Collected data.
● ● ● ● ● ● ●
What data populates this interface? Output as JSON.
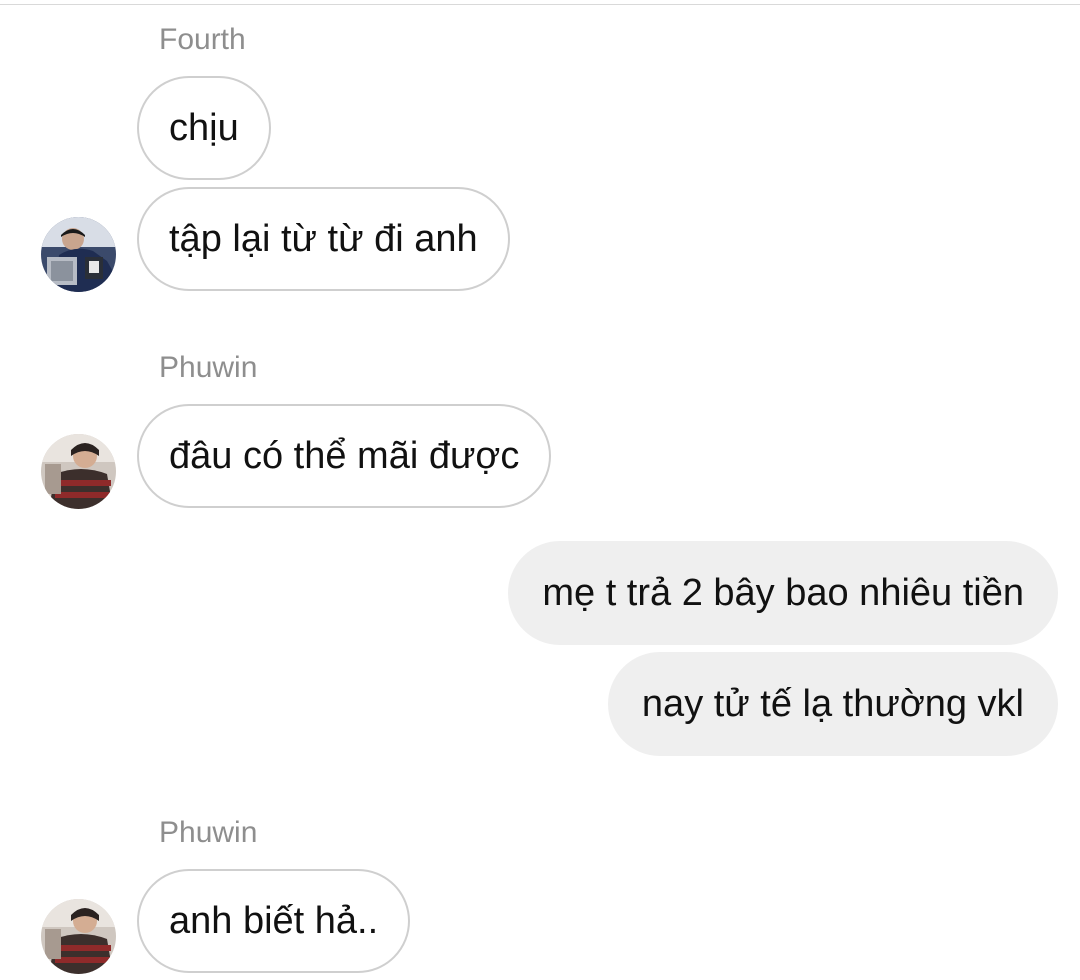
{
  "colors": {
    "incoming_border": "#cfcfcf",
    "outgoing_bg": "#efefef",
    "name_text": "#8e8e8e",
    "message_text": "#111111"
  },
  "groups": [
    {
      "sender": "Fourth",
      "avatar_icon": "profile-photo-fourth",
      "messages": [
        "chịu",
        "tập lại từ từ đi anh"
      ]
    },
    {
      "sender": "Phuwin",
      "avatar_icon": "profile-photo-phuwin",
      "messages": [
        "đâu có thể mãi được"
      ]
    },
    {
      "sender": "",
      "outgoing": true,
      "messages": [
        "mẹ t trả 2 bây bao nhiêu tiền",
        "nay tử tế lạ thường vkl"
      ]
    },
    {
      "sender": "Phuwin",
      "avatar_icon": "profile-photo-phuwin",
      "messages": [
        "anh biết hả.."
      ]
    }
  ]
}
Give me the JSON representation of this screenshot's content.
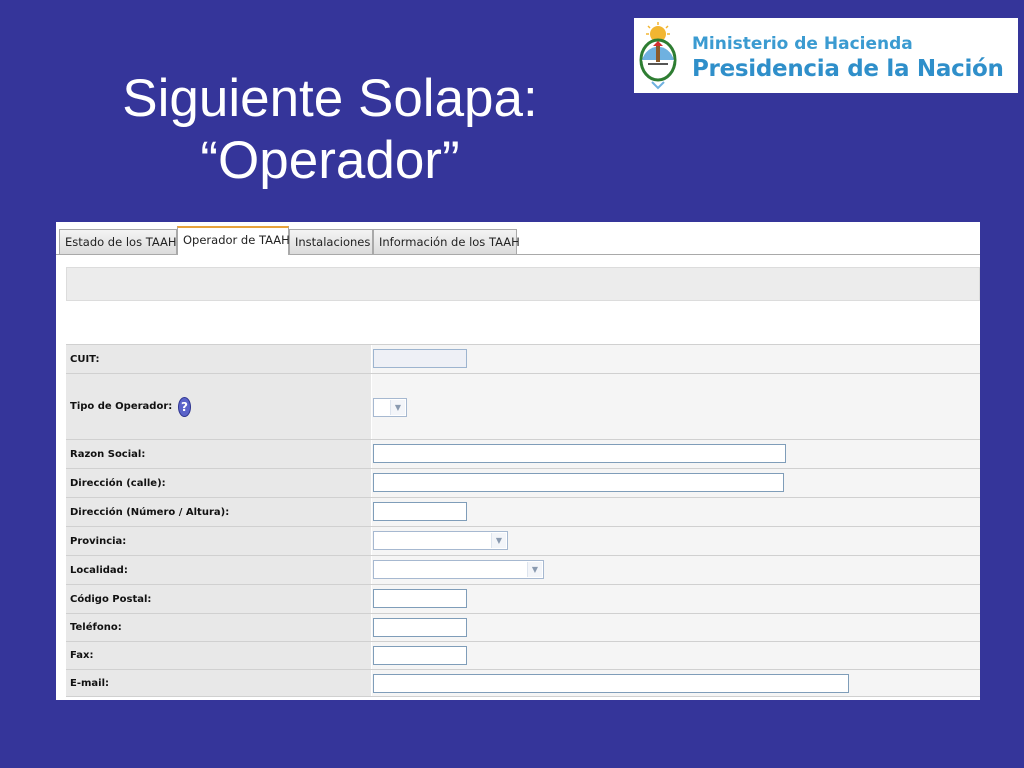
{
  "slide": {
    "title_line1": "Siguiente Solapa:",
    "title_line2": "“Operador”"
  },
  "logo": {
    "line1": "Ministerio de Hacienda",
    "line2": "Presidencia de la Nación"
  },
  "tabs": [
    {
      "label": "Estado de los TAAH",
      "active": false
    },
    {
      "label": "Operador de TAAH",
      "active": true
    },
    {
      "label": "Instalaciones",
      "active": false
    },
    {
      "label": "Información de los TAAH",
      "active": false
    }
  ],
  "form": {
    "cuit": {
      "label": "CUIT:",
      "value": ""
    },
    "tipo_operador": {
      "label": "Tipo de Operador:",
      "value": ""
    },
    "razon_social": {
      "label": "Razon Social:",
      "value": ""
    },
    "direccion_calle": {
      "label": "Dirección (calle):",
      "value": ""
    },
    "direccion_numero": {
      "label": "Dirección (Número / Altura):",
      "value": ""
    },
    "provincia": {
      "label": "Provincia:",
      "value": ""
    },
    "localidad": {
      "label": "Localidad:",
      "value": ""
    },
    "codigo_postal": {
      "label": "Código Postal:",
      "value": ""
    },
    "telefono": {
      "label": "Teléfono:",
      "value": ""
    },
    "fax": {
      "label": "Fax:",
      "value": ""
    },
    "email": {
      "label": "E-mail:",
      "value": ""
    }
  },
  "colors": {
    "slide_background": "#35359a",
    "active_tab_accent": "#e8a33b",
    "logo_text": "#2f8fca"
  }
}
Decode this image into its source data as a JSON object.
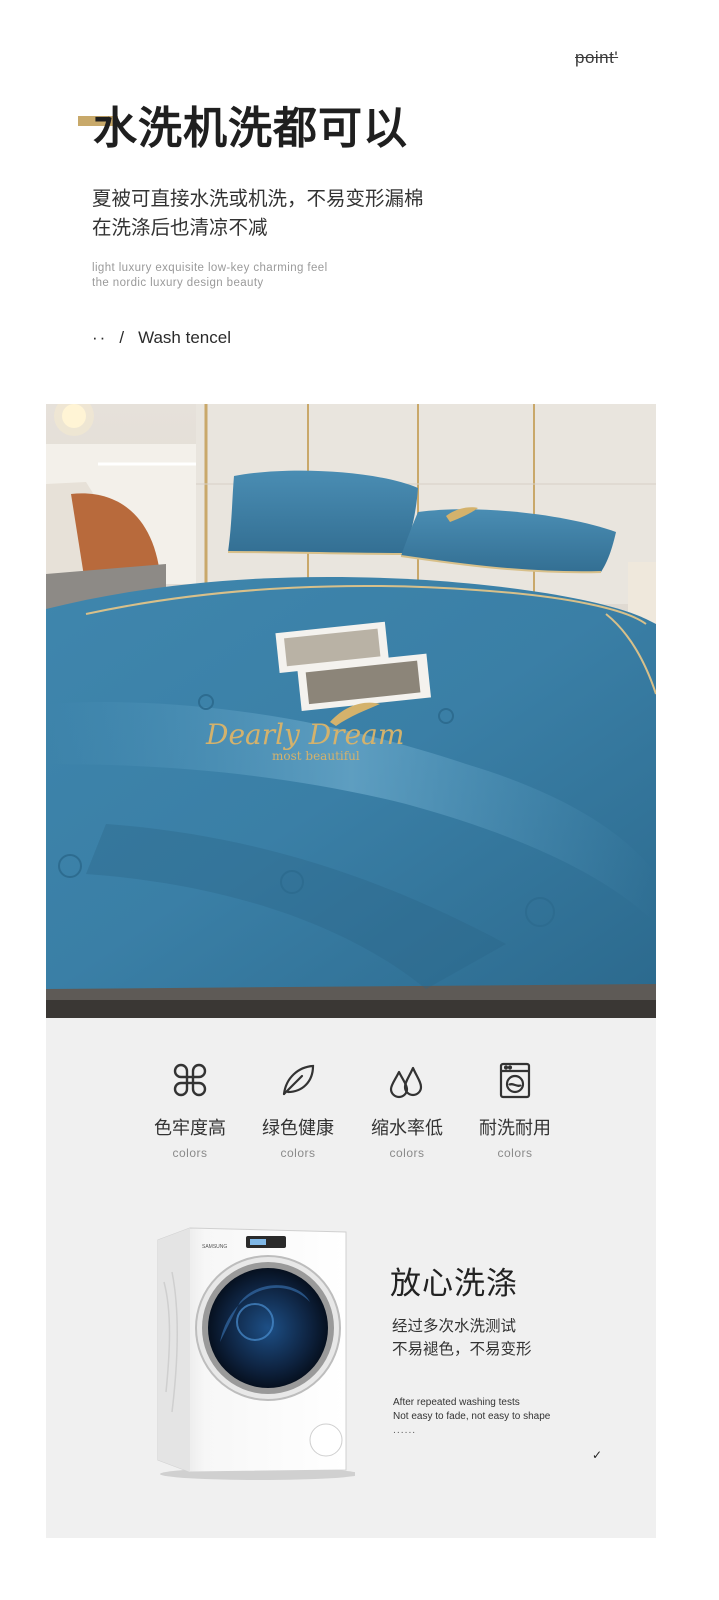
{
  "header": {
    "point_tag": "point'",
    "title": "水洗机洗都可以",
    "desc_lines": [
      "夏被可直接水洗或机洗，不易变形漏棉",
      "在洗涤后也清凉不减"
    ],
    "en_lines": [
      "light luxury exquisite low-key charming feel",
      "the nordic luxury design beauty"
    ],
    "crumb_dots": "··",
    "crumb_slash": "/",
    "crumb_label": "Wash tencel"
  },
  "photo": {
    "embroidery_script": "Dearly Dream",
    "embroidery_sub": "most  beautiful",
    "colors": {
      "duvet": "#3a7fa6",
      "accent": "#c8a96a"
    }
  },
  "features": [
    {
      "icon": "clover-icon",
      "cn": "色牢度高",
      "en": "colors"
    },
    {
      "icon": "leaf-icon",
      "cn": "绿色健康",
      "en": "colors"
    },
    {
      "icon": "water-drops-icon",
      "cn": "缩水率低",
      "en": "colors"
    },
    {
      "icon": "washing-machine-icon",
      "cn": "耐洗耐用",
      "en": "colors"
    }
  ],
  "care": {
    "title": "放心洗涤",
    "desc_lines": [
      "经过多次水洗测试",
      "不易褪色，不易变形"
    ],
    "en_lines": [
      "After repeated washing tests",
      "Not easy to fade, not easy to shape"
    ],
    "dots": "......",
    "tick": "✓"
  }
}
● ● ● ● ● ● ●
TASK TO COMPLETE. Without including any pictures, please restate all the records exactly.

TASK RESPONSE.
What data populates this interface? Output as JSON.
{
  "colors": {
    "incoming_border": "#cfcfcf",
    "outgoing_bg": "#efefef",
    "name_text": "#8e8e8e",
    "message_text": "#111111"
  },
  "groups": [
    {
      "sender": "Fourth",
      "avatar_icon": "profile-photo-fourth",
      "messages": [
        "chịu",
        "tập lại từ từ đi anh"
      ]
    },
    {
      "sender": "Phuwin",
      "avatar_icon": "profile-photo-phuwin",
      "messages": [
        "đâu có thể mãi được"
      ]
    },
    {
      "sender": "",
      "outgoing": true,
      "messages": [
        "mẹ t trả 2 bây bao nhiêu tiền",
        "nay tử tế lạ thường vkl"
      ]
    },
    {
      "sender": "Phuwin",
      "avatar_icon": "profile-photo-phuwin",
      "messages": [
        "anh biết hả.."
      ]
    }
  ]
}
Give me the JSON representation of this screenshot's content.
{
  "slide": {
    "title_line1": "Siguiente Solapa:",
    "title_line2": "“Operador”"
  },
  "logo": {
    "line1": "Ministerio de Hacienda",
    "line2": "Presidencia de la Nación"
  },
  "tabs": [
    {
      "label": "Estado de los TAAH",
      "active": false
    },
    {
      "label": "Operador de TAAH",
      "active": true
    },
    {
      "label": "Instalaciones",
      "active": false
    },
    {
      "label": "Información de los TAAH",
      "active": false
    }
  ],
  "form": {
    "cuit": {
      "label": "CUIT:",
      "value": ""
    },
    "tipo_operador": {
      "label": "Tipo de Operador:",
      "value": ""
    },
    "razon_social": {
      "label": "Razon Social:",
      "value": ""
    },
    "direccion_calle": {
      "label": "Dirección (calle):",
      "value": ""
    },
    "direccion_numero": {
      "label": "Dirección (Número / Altura):",
      "value": ""
    },
    "provincia": {
      "label": "Provincia:",
      "value": ""
    },
    "localidad": {
      "label": "Localidad:",
      "value": ""
    },
    "codigo_postal": {
      "label": "Código Postal:",
      "value": ""
    },
    "telefono": {
      "label": "Teléfono:",
      "value": ""
    },
    "fax": {
      "label": "Fax:",
      "value": ""
    },
    "email": {
      "label": "E-mail:",
      "value": ""
    }
  },
  "colors": {
    "slide_background": "#35359a",
    "active_tab_accent": "#e8a33b",
    "logo_text": "#2f8fca"
  }
}
Decode this image into its source data as a JSON object.
{
  "header": {
    "point_tag": "point'",
    "title": "水洗机洗都可以",
    "desc_lines": [
      "夏被可直接水洗或机洗，不易变形漏棉",
      "在洗涤后也清凉不减"
    ],
    "en_lines": [
      "light luxury exquisite low-key charming feel",
      "the nordic luxury design beauty"
    ],
    "crumb_dots": "··",
    "crumb_slash": "/",
    "crumb_label": "Wash tencel"
  },
  "photo": {
    "embroidery_script": "Dearly Dream",
    "embroidery_sub": "most  beautiful",
    "colors": {
      "duvet": "#3a7fa6",
      "accent": "#c8a96a"
    }
  },
  "features": [
    {
      "icon": "clover-icon",
      "cn": "色牢度高",
      "en": "colors"
    },
    {
      "icon": "leaf-icon",
      "cn": "绿色健康",
      "en": "colors"
    },
    {
      "icon": "water-drops-icon",
      "cn": "缩水率低",
      "en": "colors"
    },
    {
      "icon": "washing-machine-icon",
      "cn": "耐洗耐用",
      "en": "colors"
    }
  ],
  "care": {
    "title": "放心洗涤",
    "desc_lines": [
      "经过多次水洗测试",
      "不易褪色，不易变形"
    ],
    "en_lines": [
      "After repeated washing tests",
      "Not easy to fade, not easy to shape"
    ],
    "dots": "......",
    "tick": "✓"
  }
}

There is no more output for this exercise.